BEGIN
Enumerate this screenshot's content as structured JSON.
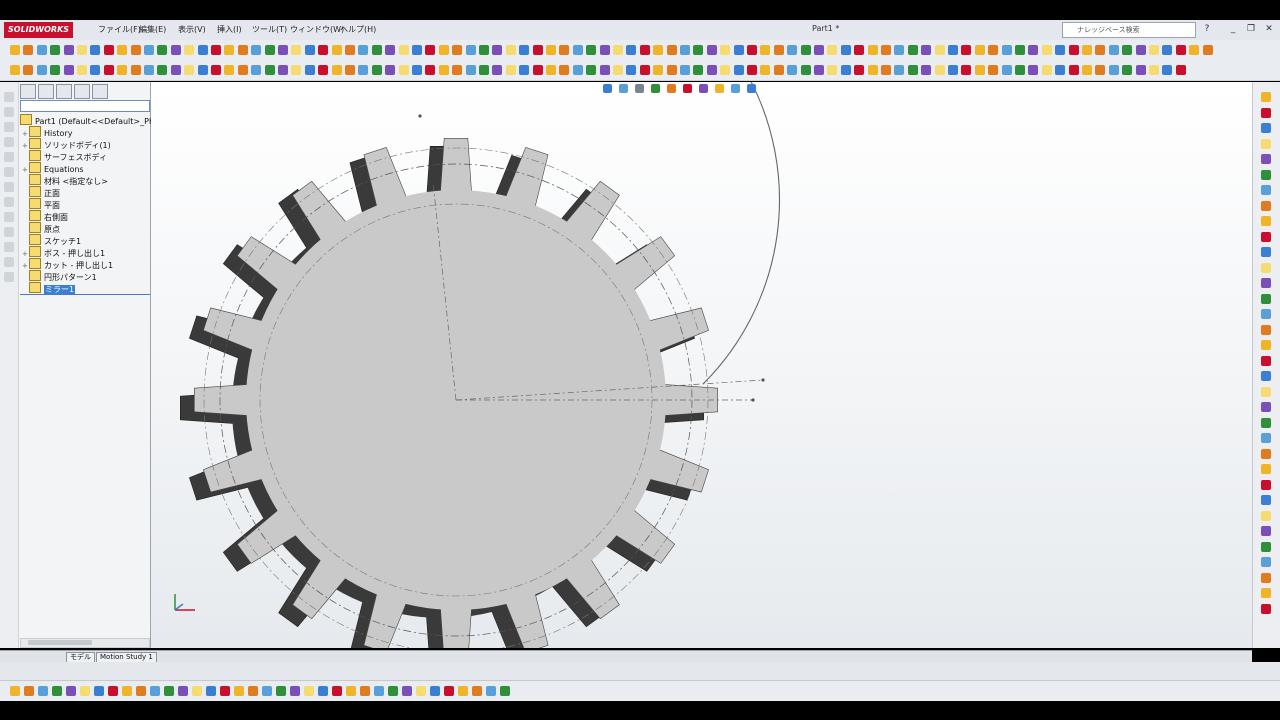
{
  "app": {
    "logo": "SOLIDWORKS",
    "document_title": "Part1 *"
  },
  "menu": [
    "ファイル(F)",
    "編集(E)",
    "表示(V)",
    "挿入(I)",
    "ツール(T)",
    "ウィンドウ(W)",
    "ヘルプ(H)"
  ],
  "search": {
    "placeholder": "ナレッジベース検索"
  },
  "feature_tree": {
    "root": "Part1  (Default<<Default>_Ph",
    "items": [
      {
        "label": "History",
        "expandable": true
      },
      {
        "label": "ソリッドボディ(1)",
        "expandable": true
      },
      {
        "label": "サーフェスボディ",
        "expandable": false
      },
      {
        "label": "Equations",
        "expandable": true
      },
      {
        "label": "材料 <指定なし>",
        "expandable": false
      },
      {
        "label": "正面",
        "expandable": false
      },
      {
        "label": "平面",
        "expandable": false
      },
      {
        "label": "右側面",
        "expandable": false
      },
      {
        "label": "原点",
        "expandable": false
      },
      {
        "label": "スケッチ1",
        "expandable": false
      },
      {
        "label": "ボス - 押し出し1",
        "expandable": true
      },
      {
        "label": "カット - 押し出し1",
        "expandable": true
      },
      {
        "label": "円形パターン1",
        "expandable": false
      },
      {
        "label": "ミラー1",
        "expandable": false,
        "selected": true
      }
    ]
  },
  "bottom_tabs": [
    "モデル",
    "Motion Study 1"
  ],
  "gear": {
    "teeth": 20
  },
  "colors": {
    "gear_face": "#c9c9c9",
    "gear_side": "#3a3a3a",
    "selection": "#3b7fd4",
    "logo": "#c8102e"
  }
}
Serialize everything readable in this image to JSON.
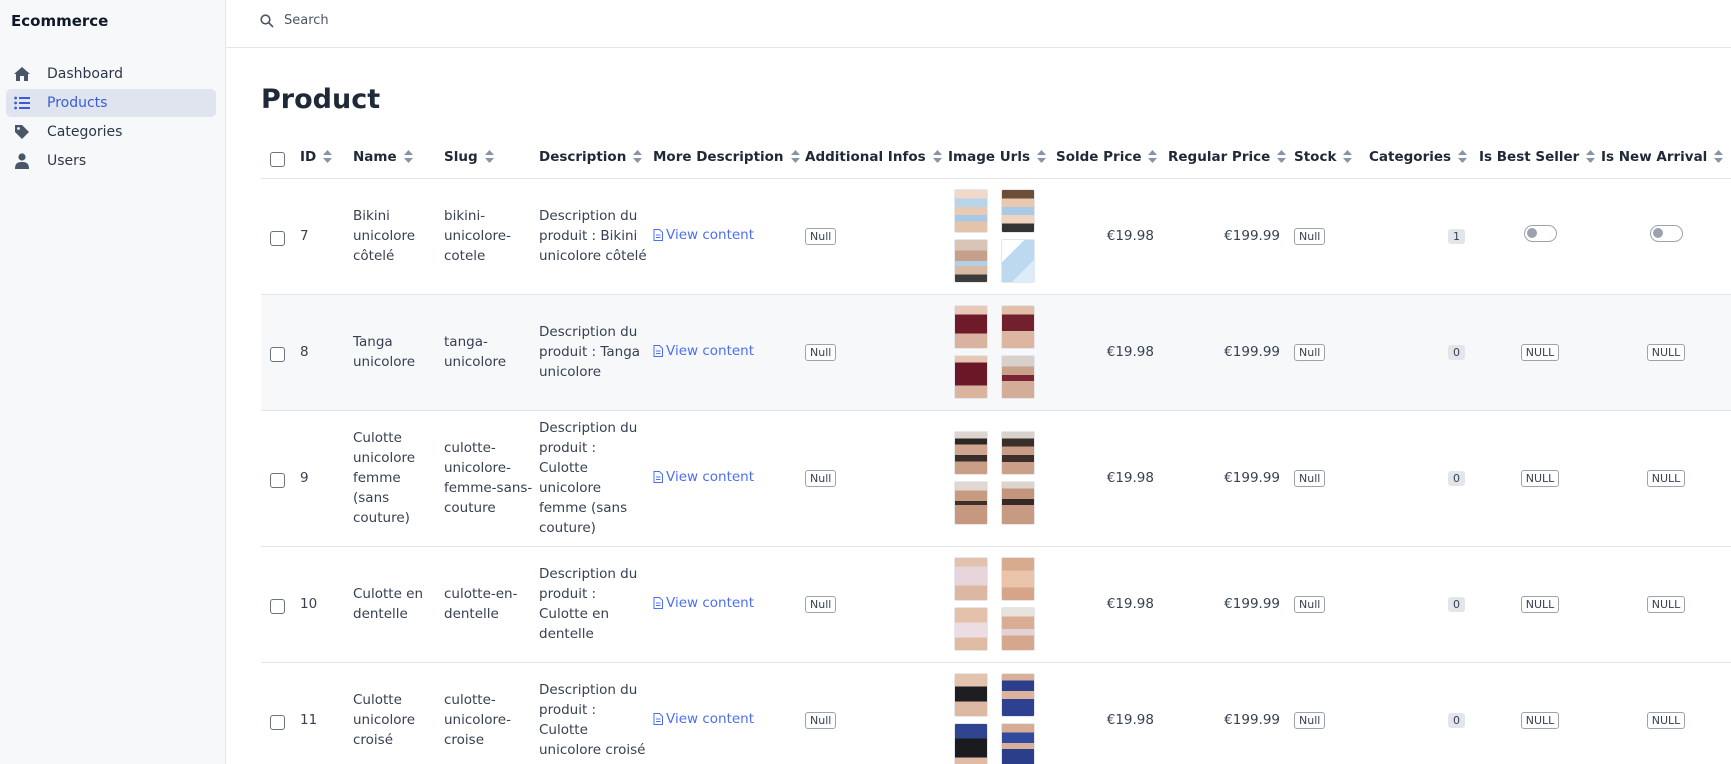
{
  "app": {
    "brand": "Ecommerce"
  },
  "sidebar": {
    "items": [
      {
        "label": "Dashboard",
        "icon": "home-icon"
      },
      {
        "label": "Products",
        "icon": "list-icon",
        "active": true
      },
      {
        "label": "Categories",
        "icon": "tag-icon"
      },
      {
        "label": "Users",
        "icon": "user-icon"
      }
    ]
  },
  "search": {
    "placeholder": "Search"
  },
  "page": {
    "title": "Product"
  },
  "table": {
    "columns": [
      "ID",
      "Name",
      "Slug",
      "Description",
      "More Description",
      "Additional Infos",
      "Image Urls",
      "Solde Price",
      "Regular Price",
      "Stock",
      "Categories",
      "Is Best Seller",
      "Is New Arrival"
    ],
    "rows": [
      {
        "id": "7",
        "name": "Bikini unicolore côtelé",
        "slug": "bikini-unicolore-cotele",
        "description": "Description du produit : Bikini unicolore côtelé",
        "more": "View content",
        "additional": "Null",
        "solde": "€19.98",
        "regular": "€199.99",
        "stock": "Null",
        "categories": "1",
        "best_seller": "toggle",
        "new_arrival": "toggle"
      },
      {
        "id": "8",
        "name": "Tanga unicolore",
        "slug": "tanga-unicolore",
        "description": "Description du produit : Tanga unicolore",
        "more": "View content",
        "additional": "Null",
        "solde": "€19.98",
        "regular": "€199.99",
        "stock": "Null",
        "categories": "0",
        "best_seller": "NULL",
        "new_arrival": "NULL"
      },
      {
        "id": "9",
        "name": "Culotte unicolore femme (sans couture)",
        "slug": "culotte-unicolore-femme-sans-couture",
        "description": "Description du produit : Culotte unicolore femme (sans couture)",
        "more": "View content",
        "additional": "Null",
        "solde": "€19.98",
        "regular": "€199.99",
        "stock": "Null",
        "categories": "0",
        "best_seller": "NULL",
        "new_arrival": "NULL"
      },
      {
        "id": "10",
        "name": "Culotte en dentelle",
        "slug": "culotte-en-dentelle",
        "description": "Description du produit : Culotte en dentelle",
        "more": "View content",
        "additional": "Null",
        "solde": "€19.98",
        "regular": "€199.99",
        "stock": "Null",
        "categories": "0",
        "best_seller": "NULL",
        "new_arrival": "NULL"
      },
      {
        "id": "11",
        "name": "Culotte unicolore croisé",
        "slug": "culotte-unicolore-croise",
        "description": "Description du produit : Culotte unicolore croisé",
        "more": "View content",
        "additional": "Null",
        "solde": "€19.98",
        "regular": "€199.99",
        "stock": "Null",
        "categories": "0",
        "best_seller": "NULL",
        "new_arrival": "NULL"
      }
    ]
  },
  "colors": {
    "accent": "#4c6ef5",
    "active_bg": "#dfe4ee",
    "sidebar_bg": "#f7f8fa"
  }
}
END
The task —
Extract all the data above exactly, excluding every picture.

Solution to the problem —
Enumerate this screenshot's content as structured JSON.
{
  "app": {
    "logo": "SOLIDWORKS",
    "document_title": "Part1 *"
  },
  "menu": [
    "ファイル(F)",
    "編集(E)",
    "表示(V)",
    "挿入(I)",
    "ツール(T)",
    "ウィンドウ(W)",
    "ヘルプ(H)"
  ],
  "search": {
    "placeholder": "ナレッジベース検索"
  },
  "feature_tree": {
    "root": "Part1  (Default<<Default>_Ph",
    "items": [
      {
        "label": "History",
        "expandable": true
      },
      {
        "label": "ソリッドボディ(1)",
        "expandable": true
      },
      {
        "label": "サーフェスボディ",
        "expandable": false
      },
      {
        "label": "Equations",
        "expandable": true
      },
      {
        "label": "材料 <指定なし>",
        "expandable": false
      },
      {
        "label": "正面",
        "expandable": false
      },
      {
        "label": "平面",
        "expandable": false
      },
      {
        "label": "右側面",
        "expandable": false
      },
      {
        "label": "原点",
        "expandable": false
      },
      {
        "label": "スケッチ1",
        "expandable": false
      },
      {
        "label": "ボス - 押し出し1",
        "expandable": true
      },
      {
        "label": "カット - 押し出し1",
        "expandable": true
      },
      {
        "label": "円形パターン1",
        "expandable": false
      },
      {
        "label": "ミラー1",
        "expandable": false,
        "selected": true
      }
    ]
  },
  "bottom_tabs": [
    "モデル",
    "Motion Study 1"
  ],
  "gear": {
    "teeth": 20
  },
  "colors": {
    "gear_face": "#c9c9c9",
    "gear_side": "#3a3a3a",
    "selection": "#3b7fd4",
    "logo": "#c8102e"
  }
}
Serialize everything readable in this image to JSON.
{
  "app": {
    "brand": "Ecommerce"
  },
  "sidebar": {
    "items": [
      {
        "label": "Dashboard",
        "icon": "home-icon"
      },
      {
        "label": "Products",
        "icon": "list-icon",
        "active": true
      },
      {
        "label": "Categories",
        "icon": "tag-icon"
      },
      {
        "label": "Users",
        "icon": "user-icon"
      }
    ]
  },
  "search": {
    "placeholder": "Search"
  },
  "page": {
    "title": "Product"
  },
  "table": {
    "columns": [
      "ID",
      "Name",
      "Slug",
      "Description",
      "More Description",
      "Additional Infos",
      "Image Urls",
      "Solde Price",
      "Regular Price",
      "Stock",
      "Categories",
      "Is Best Seller",
      "Is New Arrival"
    ],
    "rows": [
      {
        "id": "7",
        "name": "Bikini unicolore côtelé",
        "slug": "bikini-unicolore-cotele",
        "description": "Description du produit : Bikini unicolore côtelé",
        "more": "View content",
        "additional": "Null",
        "solde": "€19.98",
        "regular": "€199.99",
        "stock": "Null",
        "categories": "1",
        "best_seller": "toggle",
        "new_arrival": "toggle"
      },
      {
        "id": "8",
        "name": "Tanga unicolore",
        "slug": "tanga-unicolore",
        "description": "Description du produit : Tanga unicolore",
        "more": "View content",
        "additional": "Null",
        "solde": "€19.98",
        "regular": "€199.99",
        "stock": "Null",
        "categories": "0",
        "best_seller": "NULL",
        "new_arrival": "NULL"
      },
      {
        "id": "9",
        "name": "Culotte unicolore femme (sans couture)",
        "slug": "culotte-unicolore-femme-sans-couture",
        "description": "Description du produit : Culotte unicolore femme (sans couture)",
        "more": "View content",
        "additional": "Null",
        "solde": "€19.98",
        "regular": "€199.99",
        "stock": "Null",
        "categories": "0",
        "best_seller": "NULL",
        "new_arrival": "NULL"
      },
      {
        "id": "10",
        "name": "Culotte en dentelle",
        "slug": "culotte-en-dentelle",
        "description": "Description du produit : Culotte en dentelle",
        "more": "View content",
        "additional": "Null",
        "solde": "€19.98",
        "regular": "€199.99",
        "stock": "Null",
        "categories": "0",
        "best_seller": "NULL",
        "new_arrival": "NULL"
      },
      {
        "id": "11",
        "name": "Culotte unicolore croisé",
        "slug": "culotte-unicolore-croise",
        "description": "Description du produit : Culotte unicolore croisé",
        "more": "View content",
        "additional": "Null",
        "solde": "€19.98",
        "regular": "€199.99",
        "stock": "Null",
        "categories": "0",
        "best_seller": "NULL",
        "new_arrival": "NULL"
      }
    ]
  },
  "colors": {
    "accent": "#4c6ef5",
    "active_bg": "#dfe4ee",
    "sidebar_bg": "#f7f8fa"
  }
}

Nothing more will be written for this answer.